Problem description:
Retyping the records exactly is the whole task.

Segment Open

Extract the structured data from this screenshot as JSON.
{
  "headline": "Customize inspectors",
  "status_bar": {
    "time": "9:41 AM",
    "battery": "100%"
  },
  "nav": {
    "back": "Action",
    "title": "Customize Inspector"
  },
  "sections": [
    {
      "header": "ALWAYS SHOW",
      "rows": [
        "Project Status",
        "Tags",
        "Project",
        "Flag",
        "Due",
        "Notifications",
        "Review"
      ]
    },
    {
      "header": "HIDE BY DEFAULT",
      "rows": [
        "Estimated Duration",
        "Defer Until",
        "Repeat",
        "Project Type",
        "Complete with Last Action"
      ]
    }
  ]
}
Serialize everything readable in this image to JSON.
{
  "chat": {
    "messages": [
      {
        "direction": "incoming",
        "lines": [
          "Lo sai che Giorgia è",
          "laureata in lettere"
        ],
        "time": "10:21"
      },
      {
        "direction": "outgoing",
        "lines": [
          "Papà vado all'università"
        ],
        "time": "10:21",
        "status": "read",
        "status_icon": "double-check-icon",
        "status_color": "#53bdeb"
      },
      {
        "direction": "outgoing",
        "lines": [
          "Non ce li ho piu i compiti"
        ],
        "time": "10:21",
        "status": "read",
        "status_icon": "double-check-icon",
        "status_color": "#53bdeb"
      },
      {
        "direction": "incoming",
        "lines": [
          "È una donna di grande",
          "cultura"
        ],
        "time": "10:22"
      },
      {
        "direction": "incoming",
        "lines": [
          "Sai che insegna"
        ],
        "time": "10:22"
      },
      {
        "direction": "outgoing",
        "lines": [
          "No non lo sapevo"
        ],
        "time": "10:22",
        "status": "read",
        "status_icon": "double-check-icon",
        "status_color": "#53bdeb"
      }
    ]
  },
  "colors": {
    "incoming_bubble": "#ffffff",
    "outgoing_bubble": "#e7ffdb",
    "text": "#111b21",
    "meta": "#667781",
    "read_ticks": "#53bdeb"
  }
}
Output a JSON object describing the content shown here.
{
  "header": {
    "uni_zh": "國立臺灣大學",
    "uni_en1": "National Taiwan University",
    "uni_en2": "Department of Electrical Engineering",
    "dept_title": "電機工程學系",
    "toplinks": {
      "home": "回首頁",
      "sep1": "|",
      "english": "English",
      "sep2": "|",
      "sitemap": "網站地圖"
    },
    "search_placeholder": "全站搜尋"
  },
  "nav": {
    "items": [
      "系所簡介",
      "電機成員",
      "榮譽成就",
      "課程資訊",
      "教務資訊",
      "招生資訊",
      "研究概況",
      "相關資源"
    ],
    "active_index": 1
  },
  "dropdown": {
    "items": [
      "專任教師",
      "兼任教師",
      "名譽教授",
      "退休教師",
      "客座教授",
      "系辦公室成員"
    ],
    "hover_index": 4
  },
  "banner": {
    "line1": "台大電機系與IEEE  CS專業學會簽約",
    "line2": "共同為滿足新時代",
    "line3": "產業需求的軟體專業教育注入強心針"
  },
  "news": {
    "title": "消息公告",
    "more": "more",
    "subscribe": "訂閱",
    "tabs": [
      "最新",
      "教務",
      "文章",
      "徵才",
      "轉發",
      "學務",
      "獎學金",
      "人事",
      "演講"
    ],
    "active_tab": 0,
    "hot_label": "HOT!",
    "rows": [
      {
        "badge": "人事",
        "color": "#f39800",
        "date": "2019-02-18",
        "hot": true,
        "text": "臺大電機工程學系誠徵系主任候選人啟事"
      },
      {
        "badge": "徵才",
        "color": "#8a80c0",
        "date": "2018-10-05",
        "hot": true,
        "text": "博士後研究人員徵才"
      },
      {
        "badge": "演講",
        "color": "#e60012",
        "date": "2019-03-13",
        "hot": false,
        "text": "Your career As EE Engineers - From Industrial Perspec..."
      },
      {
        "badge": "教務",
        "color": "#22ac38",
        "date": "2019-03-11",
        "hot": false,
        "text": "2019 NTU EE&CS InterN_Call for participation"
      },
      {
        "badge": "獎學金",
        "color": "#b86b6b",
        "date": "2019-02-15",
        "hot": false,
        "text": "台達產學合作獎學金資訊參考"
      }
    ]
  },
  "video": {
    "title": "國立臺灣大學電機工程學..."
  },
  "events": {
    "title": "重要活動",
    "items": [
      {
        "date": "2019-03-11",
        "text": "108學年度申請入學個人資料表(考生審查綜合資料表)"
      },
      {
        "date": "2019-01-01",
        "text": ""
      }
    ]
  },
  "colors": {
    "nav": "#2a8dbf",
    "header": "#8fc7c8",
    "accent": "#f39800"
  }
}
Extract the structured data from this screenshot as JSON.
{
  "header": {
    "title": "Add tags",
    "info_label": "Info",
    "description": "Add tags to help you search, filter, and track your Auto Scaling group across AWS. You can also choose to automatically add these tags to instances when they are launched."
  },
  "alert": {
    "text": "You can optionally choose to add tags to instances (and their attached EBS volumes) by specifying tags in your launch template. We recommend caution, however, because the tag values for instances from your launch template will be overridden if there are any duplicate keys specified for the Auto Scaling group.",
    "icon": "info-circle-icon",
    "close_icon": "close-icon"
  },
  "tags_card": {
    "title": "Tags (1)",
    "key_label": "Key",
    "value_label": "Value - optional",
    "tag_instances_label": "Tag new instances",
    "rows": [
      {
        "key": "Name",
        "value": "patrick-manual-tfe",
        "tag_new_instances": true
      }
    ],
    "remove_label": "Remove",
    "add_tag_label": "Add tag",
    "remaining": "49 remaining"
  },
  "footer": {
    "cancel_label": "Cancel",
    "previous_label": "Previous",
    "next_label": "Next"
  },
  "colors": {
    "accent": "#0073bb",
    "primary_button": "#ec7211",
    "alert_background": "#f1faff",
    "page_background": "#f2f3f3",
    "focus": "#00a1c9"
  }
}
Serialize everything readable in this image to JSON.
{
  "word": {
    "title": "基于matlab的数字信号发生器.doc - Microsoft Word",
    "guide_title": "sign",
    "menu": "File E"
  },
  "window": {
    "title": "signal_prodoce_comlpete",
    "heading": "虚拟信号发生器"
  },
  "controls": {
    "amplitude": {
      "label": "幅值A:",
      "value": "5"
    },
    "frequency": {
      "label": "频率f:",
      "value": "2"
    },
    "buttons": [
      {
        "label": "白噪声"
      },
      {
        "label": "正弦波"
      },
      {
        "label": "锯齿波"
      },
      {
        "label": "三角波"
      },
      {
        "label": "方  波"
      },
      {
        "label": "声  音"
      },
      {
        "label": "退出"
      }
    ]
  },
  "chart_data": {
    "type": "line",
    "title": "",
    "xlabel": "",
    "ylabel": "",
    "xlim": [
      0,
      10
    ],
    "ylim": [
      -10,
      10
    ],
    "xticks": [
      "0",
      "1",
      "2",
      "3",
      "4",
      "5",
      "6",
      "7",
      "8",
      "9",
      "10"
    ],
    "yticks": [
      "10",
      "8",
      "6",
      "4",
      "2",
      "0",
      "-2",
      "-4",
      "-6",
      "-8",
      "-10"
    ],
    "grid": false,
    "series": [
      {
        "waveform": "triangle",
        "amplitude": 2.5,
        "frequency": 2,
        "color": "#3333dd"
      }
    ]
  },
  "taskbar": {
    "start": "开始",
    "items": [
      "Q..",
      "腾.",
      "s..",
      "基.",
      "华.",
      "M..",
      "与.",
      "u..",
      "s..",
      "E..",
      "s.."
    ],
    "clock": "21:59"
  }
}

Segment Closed

Answer box:
Extract the structured data from this screenshot as JSON.
{
  "headline": "Customize inspectors",
  "status_bar": {
    "time": "9:41 AM",
    "battery": "100%"
  },
  "nav": {
    "back": "Action",
    "title": "Customize Inspector"
  },
  "sections": [
    {
      "header": "ALWAYS SHOW",
      "rows": [
        "Project Status",
        "Tags",
        "Project",
        "Flag",
        "Due",
        "Notifications",
        "Review"
      ]
    },
    {
      "header": "HIDE BY DEFAULT",
      "rows": [
        "Estimated Duration",
        "Defer Until",
        "Repeat",
        "Project Type",
        "Complete with Last Action"
      ]
    }
  ]
}
Serialize everything readable in this image to JSON.
{
  "chat": {
    "messages": [
      {
        "direction": "incoming",
        "lines": [
          "Lo sai che Giorgia è",
          "laureata in lettere"
        ],
        "time": "10:21"
      },
      {
        "direction": "outgoing",
        "lines": [
          "Papà vado all'università"
        ],
        "time": "10:21",
        "status": "read",
        "status_icon": "double-check-icon",
        "status_color": "#53bdeb"
      },
      {
        "direction": "outgoing",
        "lines": [
          "Non ce li ho piu i compiti"
        ],
        "time": "10:21",
        "status": "read",
        "status_icon": "double-check-icon",
        "status_color": "#53bdeb"
      },
      {
        "direction": "incoming",
        "lines": [
          "È una donna di grande",
          "cultura"
        ],
        "time": "10:22"
      },
      {
        "direction": "incoming",
        "lines": [
          "Sai che insegna"
        ],
        "time": "10:22"
      },
      {
        "direction": "outgoing",
        "lines": [
          "No non lo sapevo"
        ],
        "time": "10:22",
        "status": "read",
        "status_icon": "double-check-icon",
        "status_color": "#53bdeb"
      }
    ]
  },
  "colors": {
    "incoming_bubble": "#ffffff",
    "outgoing_bubble": "#e7ffdb",
    "text": "#111b21",
    "meta": "#667781",
    "read_ticks": "#53bdeb"
  }
}
Output a JSON object describing the content shown here.
{
  "header": {
    "uni_zh": "國立臺灣大學",
    "uni_en1": "National Taiwan University",
    "uni_en2": "Department of Electrical Engineering",
    "dept_title": "電機工程學系",
    "toplinks": {
      "home": "回首頁",
      "sep1": "|",
      "english": "English",
      "sep2": "|",
      "sitemap": "網站地圖"
    },
    "search_placeholder": "全站搜尋"
  },
  "nav": {
    "items": [
      "系所簡介",
      "電機成員",
      "榮譽成就",
      "課程資訊",
      "教務資訊",
      "招生資訊",
      "研究概況",
      "相關資源"
    ],
    "active_index": 1
  },
  "dropdown": {
    "items": [
      "專任教師",
      "兼任教師",
      "名譽教授",
      "退休教師",
      "客座教授",
      "系辦公室成員"
    ],
    "hover_index": 4
  },
  "banner": {
    "line1": "台大電機系與IEEE  CS專業學會簽約",
    "line2": "共同為滿足新時代",
    "line3": "產業需求的軟體專業教育注入強心針"
  },
  "news": {
    "title": "消息公告",
    "more": "more",
    "subscribe": "訂閱",
    "tabs": [
      "最新",
      "教務",
      "文章",
      "徵才",
      "轉發",
      "學務",
      "獎學金",
      "人事",
      "演講"
    ],
    "active_tab": 0,
    "hot_label": "HOT!",
    "rows": [
      {
        "badge": "人事",
        "color": "#f39800",
        "date": "2019-02-18",
        "hot": true,
        "text": "臺大電機工程學系誠徵系主任候選人啟事"
      },
      {
        "badge": "徵才",
        "color": "#8a80c0",
        "date": "2018-10-05",
        "hot": true,
        "text": "博士後研究人員徵才"
      },
      {
        "badge": "演講",
        "color": "#e60012",
        "date": "2019-03-13",
        "hot": false,
        "text": "Your career As EE Engineers - From Industrial Perspec..."
      },
      {
        "badge": "教務",
        "color": "#22ac38",
        "date": "2019-03-11",
        "hot": false,
        "text": "2019 NTU EE&CS InterN_Call for participation"
      },
      {
        "badge": "獎學金",
        "color": "#b86b6b",
        "date": "2019-02-15",
        "hot": false,
        "text": "台達產學合作獎學金資訊參考"
      }
    ]
  },
  "video": {
    "title": "國立臺灣大學電機工程學..."
  },
  "events": {
    "title": "重要活動",
    "items": [
      {
        "date": "2019-03-11",
        "text": "108學年度申請入學個人資料表(考生審查綜合資料表)"
      },
      {
        "date": "2019-01-01",
        "text": ""
      }
    ]
  },
  "colors": {
    "nav": "#2a8dbf",
    "header": "#8fc7c8",
    "accent": "#f39800"
  }
}
Extract the structured data from this screenshot as JSON.
{
  "header": {
    "title": "Add tags",
    "info_label": "Info",
    "description": "Add tags to help you search, filter, and track your Auto Scaling group across AWS. You can also choose to automatically add these tags to instances when they are launched."
  },
  "alert": {
    "text": "You can optionally choose to add tags to instances (and their attached EBS volumes) by specifying tags in your launch template. We recommend caution, however, because the tag values for instances from your launch template will be overridden if there are any duplicate keys specified for the Auto Scaling group.",
    "icon": "info-circle-icon",
    "close_icon": "close-icon"
  },
  "tags_card": {
    "title": "Tags (1)",
    "key_label": "Key",
    "value_label": "Value - optional",
    "tag_instances_label": "Tag new instances",
    "rows": [
      {
        "key": "Name",
        "value": "patrick-manual-tfe",
        "tag_new_instances": true
      }
    ],
    "remove_label": "Remove",
    "add_tag_label": "Add tag",
    "remaining": "49 remaining"
  },
  "footer": {
    "cancel_label": "Cancel",
    "previous_label": "Previous",
    "next_label": "Next"
  },
  "colors": {
    "accent": "#0073bb",
    "primary_button": "#ec7211",
    "alert_background": "#f1faff",
    "page_background": "#f2f3f3",
    "focus": "#00a1c9"
  }
}
Serialize everything readable in this image to JSON.
{
  "word": {
    "title": "基于matlab的数字信号发生器.doc - Microsoft Word",
    "guide_title": "sign",
    "menu": "File E"
  },
  "window": {
    "title": "signal_prodoce_comlpete",
    "heading": "虚拟信号发生器"
  },
  "controls": {
    "amplitude": {
      "label": "幅值A:",
      "value": "5"
    },
    "frequency": {
      "label": "频率f:",
      "value": "2"
    },
    "buttons": [
      {
        "label": "白噪声"
      },
      {
        "label": "正弦波"
      },
      {
        "label": "锯齿波"
      },
      {
        "label": "三角波"
      },
      {
        "label": "方  波"
      },
      {
        "label": "声  音"
      },
      {
        "label": "退出"
      }
    ]
  },
  "chart_data": {
    "type": "line",
    "title": "",
    "xlabel": "",
    "ylabel": "",
    "xlim": [
      0,
      10
    ],
    "ylim": [
      -10,
      10
    ],
    "xticks": [
      "0",
      "1",
      "2",
      "3",
      "4",
      "5",
      "6",
      "7",
      "8",
      "9",
      "10"
    ],
    "yticks": [
      "10",
      "8",
      "6",
      "4",
      "2",
      "0",
      "-2",
      "-4",
      "-6",
      "-8",
      "-10"
    ],
    "grid": false,
    "series": [
      {
        "waveform": "triangle",
        "amplitude": 2.5,
        "frequency": 2,
        "color": "#3333dd"
      }
    ]
  },
  "taskbar": {
    "start": "开始",
    "items": [
      "Q..",
      "腾.",
      "s..",
      "基.",
      "华.",
      "M..",
      "与.",
      "u..",
      "s..",
      "E..",
      "s.."
    ],
    "clock": "21:59"
  }
}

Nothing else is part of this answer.